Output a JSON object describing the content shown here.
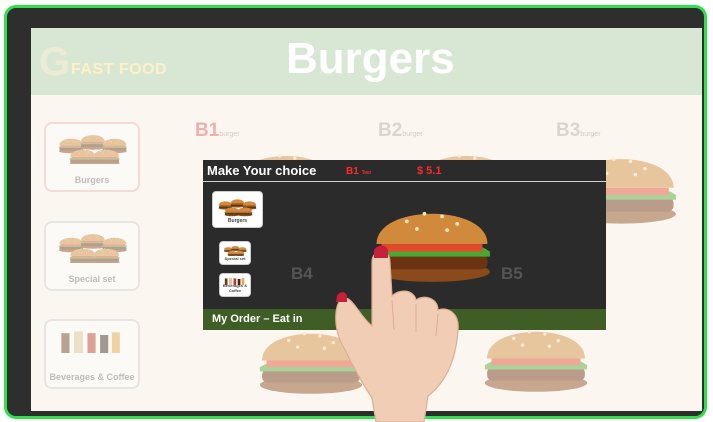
{
  "header": {
    "logo_letter": "G",
    "logo_text": "FAST FOOD",
    "title": "Burgers"
  },
  "categories": [
    {
      "label": "Burgers"
    },
    {
      "label": "Special set"
    },
    {
      "label": "Beverages & Coffee"
    }
  ],
  "menu_items": [
    {
      "code": "B1",
      "sub": "burger"
    },
    {
      "code": "B2",
      "sub": "burger"
    },
    {
      "code": "B3",
      "sub": "burger"
    },
    {
      "code": "B4",
      "sub": ""
    },
    {
      "code": "B5",
      "sub": ""
    }
  ],
  "modal": {
    "title": "Make Your choice",
    "selected_code": "B1",
    "selected_sub": "Two",
    "price": "$ 5.1",
    "side_categories": [
      {
        "label": "Burgers"
      },
      {
        "label": "Special set"
      },
      {
        "label": "Beverages & Coffee"
      }
    ],
    "footer": "My Order – Eat in"
  },
  "colors": {
    "frame_border": "#2ee04a",
    "header_bg": "#d8e7d3",
    "accent_red": "#ff2a2a",
    "footer_green": "#3e5e26"
  },
  "icons": [
    "burger-icon",
    "hand-icon"
  ]
}
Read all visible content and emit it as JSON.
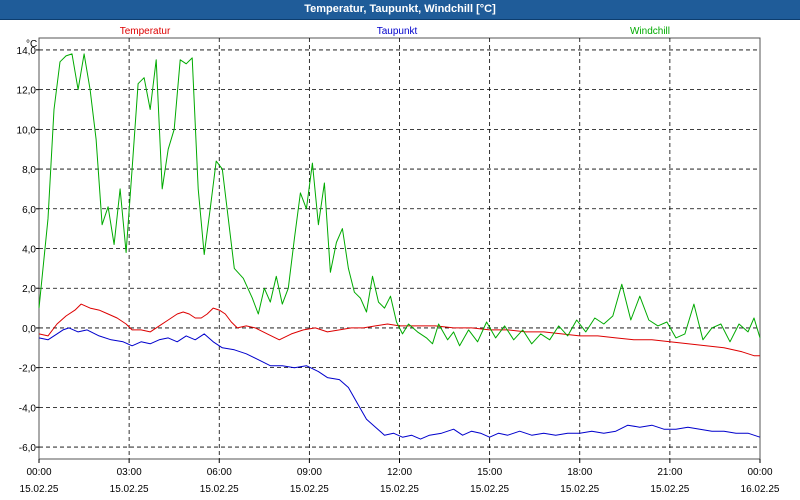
{
  "window": {
    "title": "Temperatur, Taupunkt, Windchill [°C]"
  },
  "chart_data": {
    "type": "line",
    "title": "Temperatur, Taupunkt, Windchill [°C]",
    "ylabel": "°C",
    "xlabel": "",
    "ylim": [
      -6.6,
      14.6
    ],
    "xlim": [
      0,
      24
    ],
    "grid": true,
    "legend_placement": "top",
    "y_ticks": [
      14,
      12,
      10,
      8,
      6,
      4,
      2,
      0,
      -2,
      -4,
      -6
    ],
    "y_tick_labels": [
      "14,0",
      "12,0",
      "10,0",
      "8,0",
      "6,0",
      "4,0",
      "2,0",
      "0,0",
      "-2,0",
      "-4,0",
      "-6,0"
    ],
    "x_ticks": [
      {
        "hour": 0,
        "time": "00:00",
        "date": "15.02.25"
      },
      {
        "hour": 3,
        "time": "03:00",
        "date": "15.02.25"
      },
      {
        "hour": 6,
        "time": "06:00",
        "date": "15.02.25"
      },
      {
        "hour": 9,
        "time": "09:00",
        "date": "15.02.25"
      },
      {
        "hour": 12,
        "time": "12:00",
        "date": "15.02.25"
      },
      {
        "hour": 15,
        "time": "15:00",
        "date": "15.02.25"
      },
      {
        "hour": 18,
        "time": "18:00",
        "date": "15.02.25"
      },
      {
        "hour": 21,
        "time": "21:00",
        "date": "15.02.25"
      },
      {
        "hour": 24,
        "time": "00:00",
        "date": "16.02.25"
      }
    ],
    "series": [
      {
        "name": "Temperatur",
        "color": "#dd0000",
        "points": [
          [
            0,
            -0.3
          ],
          [
            0.3,
            -0.4
          ],
          [
            0.6,
            0.2
          ],
          [
            0.9,
            0.6
          ],
          [
            1.2,
            0.9
          ],
          [
            1.4,
            1.2
          ],
          [
            1.7,
            1.0
          ],
          [
            2.0,
            0.9
          ],
          [
            2.3,
            0.7
          ],
          [
            2.6,
            0.5
          ],
          [
            2.9,
            0.2
          ],
          [
            3.1,
            -0.1
          ],
          [
            3.4,
            -0.1
          ],
          [
            3.7,
            -0.2
          ],
          [
            4.0,
            0.1
          ],
          [
            4.3,
            0.4
          ],
          [
            4.6,
            0.7
          ],
          [
            4.8,
            0.8
          ],
          [
            5.0,
            0.7
          ],
          [
            5.2,
            0.5
          ],
          [
            5.4,
            0.5
          ],
          [
            5.6,
            0.7
          ],
          [
            5.8,
            1.0
          ],
          [
            6.0,
            0.9
          ],
          [
            6.2,
            0.7
          ],
          [
            6.4,
            0.3
          ],
          [
            6.6,
            0.0
          ],
          [
            6.9,
            0.1
          ],
          [
            7.2,
            0.0
          ],
          [
            7.6,
            -0.3
          ],
          [
            8.0,
            -0.6
          ],
          [
            8.4,
            -0.3
          ],
          [
            8.8,
            -0.1
          ],
          [
            9.2,
            0.0
          ],
          [
            9.6,
            -0.2
          ],
          [
            10.0,
            -0.1
          ],
          [
            10.4,
            0.0
          ],
          [
            10.8,
            0.0
          ],
          [
            11.2,
            0.1
          ],
          [
            11.6,
            0.2
          ],
          [
            12.0,
            0.1
          ],
          [
            12.6,
            0.1
          ],
          [
            13.2,
            0.1
          ],
          [
            13.8,
            0.0
          ],
          [
            14.4,
            0.0
          ],
          [
            15.0,
            -0.1
          ],
          [
            15.6,
            -0.1
          ],
          [
            16.2,
            -0.2
          ],
          [
            16.8,
            -0.2
          ],
          [
            17.4,
            -0.3
          ],
          [
            18.0,
            -0.4
          ],
          [
            18.6,
            -0.4
          ],
          [
            19.2,
            -0.5
          ],
          [
            19.8,
            -0.6
          ],
          [
            20.4,
            -0.6
          ],
          [
            21.0,
            -0.7
          ],
          [
            21.6,
            -0.8
          ],
          [
            22.2,
            -0.9
          ],
          [
            22.8,
            -1.0
          ],
          [
            23.4,
            -1.2
          ],
          [
            23.8,
            -1.4
          ],
          [
            24.0,
            -1.4
          ]
        ]
      },
      {
        "name": "Taupunkt",
        "color": "#0000cc",
        "points": [
          [
            0,
            -0.5
          ],
          [
            0.3,
            -0.6
          ],
          [
            0.6,
            -0.3
          ],
          [
            0.8,
            -0.1
          ],
          [
            1.0,
            0.0
          ],
          [
            1.3,
            -0.2
          ],
          [
            1.6,
            -0.1
          ],
          [
            2.0,
            -0.4
          ],
          [
            2.4,
            -0.6
          ],
          [
            2.8,
            -0.7
          ],
          [
            3.1,
            -0.9
          ],
          [
            3.4,
            -0.7
          ],
          [
            3.7,
            -0.8
          ],
          [
            4.0,
            -0.6
          ],
          [
            4.3,
            -0.5
          ],
          [
            4.6,
            -0.7
          ],
          [
            4.9,
            -0.4
          ],
          [
            5.2,
            -0.6
          ],
          [
            5.5,
            -0.3
          ],
          [
            5.8,
            -0.7
          ],
          [
            6.1,
            -1.0
          ],
          [
            6.5,
            -1.1
          ],
          [
            6.9,
            -1.3
          ],
          [
            7.3,
            -1.6
          ],
          [
            7.7,
            -1.9
          ],
          [
            8.1,
            -1.9
          ],
          [
            8.5,
            -2.0
          ],
          [
            8.9,
            -1.9
          ],
          [
            9.3,
            -2.2
          ],
          [
            9.6,
            -2.5
          ],
          [
            10.0,
            -2.6
          ],
          [
            10.3,
            -3.0
          ],
          [
            10.6,
            -3.8
          ],
          [
            10.9,
            -4.6
          ],
          [
            11.2,
            -5.0
          ],
          [
            11.5,
            -5.4
          ],
          [
            11.8,
            -5.3
          ],
          [
            12.1,
            -5.5
          ],
          [
            12.4,
            -5.4
          ],
          [
            12.7,
            -5.6
          ],
          [
            13.0,
            -5.4
          ],
          [
            13.4,
            -5.3
          ],
          [
            13.8,
            -5.1
          ],
          [
            14.1,
            -5.4
          ],
          [
            14.4,
            -5.2
          ],
          [
            14.7,
            -5.3
          ],
          [
            15.0,
            -5.5
          ],
          [
            15.3,
            -5.3
          ],
          [
            15.6,
            -5.4
          ],
          [
            16.0,
            -5.2
          ],
          [
            16.4,
            -5.4
          ],
          [
            16.8,
            -5.3
          ],
          [
            17.2,
            -5.4
          ],
          [
            17.6,
            -5.3
          ],
          [
            18.0,
            -5.3
          ],
          [
            18.4,
            -5.2
          ],
          [
            18.8,
            -5.3
          ],
          [
            19.2,
            -5.2
          ],
          [
            19.6,
            -4.9
          ],
          [
            20.0,
            -5.0
          ],
          [
            20.4,
            -4.9
          ],
          [
            20.8,
            -5.1
          ],
          [
            21.2,
            -5.1
          ],
          [
            21.6,
            -5.0
          ],
          [
            22.0,
            -5.1
          ],
          [
            22.4,
            -5.2
          ],
          [
            22.8,
            -5.2
          ],
          [
            23.2,
            -5.3
          ],
          [
            23.6,
            -5.3
          ],
          [
            24.0,
            -5.5
          ]
        ]
      },
      {
        "name": "Windchill",
        "color": "#00aa00",
        "points": [
          [
            0,
            1.0
          ],
          [
            0.3,
            5.5
          ],
          [
            0.5,
            11.0
          ],
          [
            0.7,
            13.4
          ],
          [
            0.9,
            13.7
          ],
          [
            1.1,
            13.8
          ],
          [
            1.3,
            12.0
          ],
          [
            1.5,
            13.8
          ],
          [
            1.7,
            12.0
          ],
          [
            1.9,
            9.5
          ],
          [
            2.1,
            5.2
          ],
          [
            2.3,
            6.1
          ],
          [
            2.5,
            4.2
          ],
          [
            2.7,
            7.0
          ],
          [
            2.9,
            3.8
          ],
          [
            3.1,
            8.0
          ],
          [
            3.3,
            12.3
          ],
          [
            3.5,
            12.6
          ],
          [
            3.7,
            11.0
          ],
          [
            3.9,
            13.5
          ],
          [
            4.1,
            7.0
          ],
          [
            4.3,
            9.0
          ],
          [
            4.5,
            10.0
          ],
          [
            4.7,
            13.5
          ],
          [
            4.9,
            13.3
          ],
          [
            5.1,
            13.6
          ],
          [
            5.3,
            7.0
          ],
          [
            5.5,
            3.7
          ],
          [
            5.7,
            6.0
          ],
          [
            5.9,
            8.4
          ],
          [
            6.1,
            8.0
          ],
          [
            6.3,
            5.5
          ],
          [
            6.5,
            3.0
          ],
          [
            6.8,
            2.5
          ],
          [
            7.1,
            1.5
          ],
          [
            7.3,
            0.7
          ],
          [
            7.5,
            2.0
          ],
          [
            7.7,
            1.3
          ],
          [
            7.9,
            2.6
          ],
          [
            8.1,
            1.2
          ],
          [
            8.3,
            2.0
          ],
          [
            8.5,
            4.5
          ],
          [
            8.7,
            6.8
          ],
          [
            8.9,
            6.0
          ],
          [
            9.1,
            8.3
          ],
          [
            9.3,
            5.2
          ],
          [
            9.5,
            7.3
          ],
          [
            9.7,
            2.8
          ],
          [
            9.9,
            4.3
          ],
          [
            10.1,
            5.0
          ],
          [
            10.3,
            3.0
          ],
          [
            10.5,
            1.8
          ],
          [
            10.7,
            1.5
          ],
          [
            10.9,
            0.8
          ],
          [
            11.1,
            2.6
          ],
          [
            11.3,
            1.3
          ],
          [
            11.5,
            1.0
          ],
          [
            11.7,
            1.6
          ],
          [
            11.9,
            0.3
          ],
          [
            12.1,
            -0.3
          ],
          [
            12.3,
            0.2
          ],
          [
            12.6,
            -0.2
          ],
          [
            12.9,
            -0.5
          ],
          [
            13.1,
            -0.8
          ],
          [
            13.3,
            0.2
          ],
          [
            13.6,
            -0.6
          ],
          [
            13.8,
            -0.2
          ],
          [
            14.0,
            -0.9
          ],
          [
            14.3,
            -0.1
          ],
          [
            14.6,
            -0.7
          ],
          [
            14.9,
            0.3
          ],
          [
            15.2,
            -0.5
          ],
          [
            15.5,
            0.1
          ],
          [
            15.8,
            -0.6
          ],
          [
            16.1,
            -0.1
          ],
          [
            16.4,
            -0.8
          ],
          [
            16.7,
            -0.3
          ],
          [
            17.0,
            -0.6
          ],
          [
            17.3,
            0.1
          ],
          [
            17.6,
            -0.4
          ],
          [
            17.9,
            0.4
          ],
          [
            18.2,
            -0.2
          ],
          [
            18.5,
            0.5
          ],
          [
            18.8,
            0.2
          ],
          [
            19.1,
            0.6
          ],
          [
            19.4,
            2.2
          ],
          [
            19.7,
            0.4
          ],
          [
            20.0,
            1.6
          ],
          [
            20.3,
            0.4
          ],
          [
            20.6,
            0.1
          ],
          [
            20.9,
            0.3
          ],
          [
            21.2,
            -0.5
          ],
          [
            21.5,
            -0.3
          ],
          [
            21.8,
            1.2
          ],
          [
            22.1,
            -0.6
          ],
          [
            22.4,
            0.0
          ],
          [
            22.7,
            0.2
          ],
          [
            23.0,
            -0.7
          ],
          [
            23.3,
            0.2
          ],
          [
            23.6,
            -0.2
          ],
          [
            23.8,
            0.5
          ],
          [
            24.0,
            -0.5
          ]
        ]
      }
    ]
  }
}
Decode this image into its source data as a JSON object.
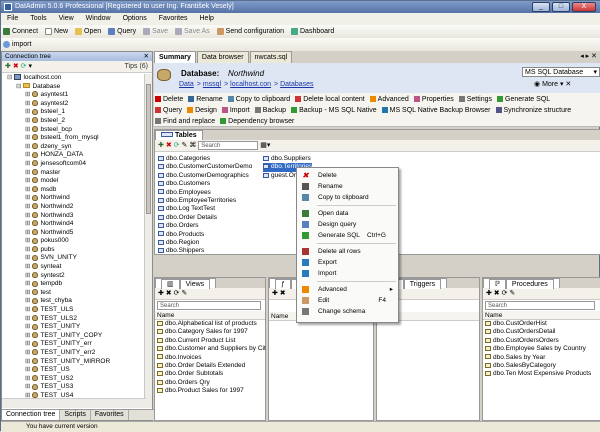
{
  "window": {
    "title": "DatAdmin 5.0.6 Professional [Registered to user Ing. František Veselý]",
    "min": "_",
    "max": "□",
    "close": "X"
  },
  "menu": [
    "File",
    "Tools",
    "View",
    "Window",
    "Options",
    "Favorites",
    "Help"
  ],
  "toolbar1": [
    "Connect",
    "New",
    "Open",
    "Query",
    "Save",
    "Save As",
    "Send configuration",
    "Dashboard"
  ],
  "toolbar2": {
    "import": "import"
  },
  "leftpanel": {
    "title": "Connection tree",
    "tips": "Tips (6)",
    "tree": [
      {
        "label": "localhost.con",
        "kind": "server",
        "indent": 1
      },
      {
        "label": "Database",
        "kind": "folder",
        "indent": 2
      },
      {
        "label": "asyntest1",
        "kind": "db",
        "indent": 3
      },
      {
        "label": "asyntest2",
        "kind": "db",
        "indent": 3
      },
      {
        "label": "bsteel_1",
        "kind": "db",
        "indent": 3
      },
      {
        "label": "bsteel_2",
        "kind": "db",
        "indent": 3
      },
      {
        "label": "bsteel_bcp",
        "kind": "db",
        "indent": 3
      },
      {
        "label": "bsteel1_from_mysql",
        "kind": "db",
        "indent": 3
      },
      {
        "label": "dzeny_syn",
        "kind": "db",
        "indent": 3
      },
      {
        "label": "HONZA_DATA",
        "kind": "db",
        "indent": 3
      },
      {
        "label": "jensesoftcom04",
        "kind": "db",
        "indent": 3
      },
      {
        "label": "master",
        "kind": "db",
        "indent": 3
      },
      {
        "label": "model",
        "kind": "db",
        "indent": 3
      },
      {
        "label": "msdb",
        "kind": "db",
        "indent": 3
      },
      {
        "label": "Northwind",
        "kind": "db",
        "indent": 3
      },
      {
        "label": "Northwind2",
        "kind": "db",
        "indent": 3
      },
      {
        "label": "Northwind3",
        "kind": "db",
        "indent": 3
      },
      {
        "label": "Northwind4",
        "kind": "db",
        "indent": 3
      },
      {
        "label": "Northwind5",
        "kind": "db",
        "indent": 3
      },
      {
        "label": "pokus000",
        "kind": "db",
        "indent": 3
      },
      {
        "label": "pubs",
        "kind": "db",
        "indent": 3
      },
      {
        "label": "SVN_UNITY",
        "kind": "db",
        "indent": 3
      },
      {
        "label": "synteat",
        "kind": "db",
        "indent": 3
      },
      {
        "label": "syntest2",
        "kind": "db",
        "indent": 3
      },
      {
        "label": "tempdb",
        "kind": "db",
        "indent": 3
      },
      {
        "label": "test",
        "kind": "db",
        "indent": 3
      },
      {
        "label": "test_chyba",
        "kind": "db",
        "indent": 3
      },
      {
        "label": "TEST_ULS",
        "kind": "db",
        "indent": 3
      },
      {
        "label": "TEST_ULS2",
        "kind": "db",
        "indent": 3
      },
      {
        "label": "TEST_UNITY",
        "kind": "db",
        "indent": 3
      },
      {
        "label": "TEST_UNITY_COPY",
        "kind": "db",
        "indent": 3
      },
      {
        "label": "TEST_UNITY_err",
        "kind": "db",
        "indent": 3
      },
      {
        "label": "TEST_UNITY_err2",
        "kind": "db",
        "indent": 3
      },
      {
        "label": "TEST_UNITY_MIRROR",
        "kind": "db",
        "indent": 3
      },
      {
        "label": "TEST_US",
        "kind": "db",
        "indent": 3
      },
      {
        "label": "TEST_US2",
        "kind": "db",
        "indent": 3
      },
      {
        "label": "TEST_US3",
        "kind": "db",
        "indent": 3
      },
      {
        "label": "TEST_US4",
        "kind": "db",
        "indent": 3
      }
    ],
    "tabs": [
      "Connection tree",
      "Scripts",
      "Favorites"
    ]
  },
  "doctabs": [
    "Summary",
    "Data browser",
    "nwcats.sql"
  ],
  "dbheader": {
    "label": "Database:",
    "name": "Northwind",
    "dialect": "MS SQL Database",
    "more": "More",
    "breadcrumb": [
      "Data",
      "mssql",
      "localhost.con",
      "Databases"
    ]
  },
  "actions": {
    "row1": [
      "Delete",
      "Rename",
      "Copy to clipboard",
      "Delete local content",
      "Advanced",
      "Properties",
      "Settings",
      "Generate SQL"
    ],
    "row2": [
      "Query",
      "Design",
      "Import",
      "Backup",
      "Backup - MS SQL Native",
      "MS SQL Native Backup Browser",
      "Synchronize structure"
    ],
    "row3": [
      "Find and replace",
      "Dependency browser"
    ]
  },
  "tables": {
    "title": "Tables",
    "search": "Search",
    "col1": [
      "dbo.Categories",
      "dbo.CustomerCustomerDemo",
      "dbo.CustomerDemographics",
      "dbo.Customers",
      "dbo.Employees",
      "dbo.EmployeeTerritories",
      "dbo.Log TextTest",
      "dbo.Order Details",
      "dbo.Orders",
      "dbo.Products",
      "dbo.Region",
      "dbo.Shippers"
    ],
    "col2": [
      "dbo.Suppliers",
      "dbo.Territories",
      "guest.Orders"
    ]
  },
  "contextmenu": [
    {
      "label": "Delete",
      "icon": "delete-icon"
    },
    {
      "label": "Rename",
      "icon": "rename-icon"
    },
    {
      "label": "Copy to clipboard",
      "icon": "copy-icon"
    },
    {
      "sep": true
    },
    {
      "label": "Open data",
      "icon": "open-data-icon"
    },
    {
      "label": "Design query",
      "icon": "design-query-icon"
    },
    {
      "label": "Generate SQL",
      "shortcut": "Ctrl+G",
      "icon": "generate-sql-icon"
    },
    {
      "sep": true
    },
    {
      "label": "Delete all rows",
      "icon": "delete-rows-icon"
    },
    {
      "label": "Export",
      "icon": "export-icon"
    },
    {
      "label": "Import",
      "icon": "import-icon"
    },
    {
      "sep": true
    },
    {
      "label": "Advanced",
      "submenu": true,
      "icon": "advanced-icon"
    },
    {
      "label": "Edit",
      "shortcut": "F4",
      "icon": "edit-icon"
    },
    {
      "label": "Change schema",
      "icon": "schema-icon"
    }
  ],
  "panes": {
    "views": {
      "title": "Views",
      "search": "Search",
      "col": "Name",
      "items": [
        "dbo.Alphabetical list of products",
        "dbo.Category Sales for 1997",
        "dbo.Current Product List",
        "dbo.Customer and Suppliers by Cit",
        "dbo.Invoices",
        "dbo.Order Details Extended",
        "dbo.Order Subtotals",
        "dbo.Orders Qry",
        "dbo.Product Sales for 1997"
      ]
    },
    "functions": {
      "title": "Fu",
      "col": "Name"
    },
    "triggers": {
      "title": "Triggers",
      "col": "Name"
    },
    "procedures": {
      "title": "Procedures",
      "search": "Search",
      "col": "Name",
      "items": [
        "dbo.CustOrderHist",
        "dbo.CustOrdersDetail",
        "dbo.CustOrdersOrders",
        "dbo.Employee Sales by Country",
        "dbo.Sales by Year",
        "dbo.SalesByCategory",
        "dbo.Ten Most Expensive Products"
      ]
    }
  },
  "status": "You have current version",
  "colors": {
    "accent": "#316ac5",
    "titlebar": "#5673a6",
    "link": "#1a35a8"
  }
}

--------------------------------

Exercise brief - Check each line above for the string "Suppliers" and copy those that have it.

Task output -
      "dbo.Suppliers",
        "dbo.Customer and Suppliers by Cit",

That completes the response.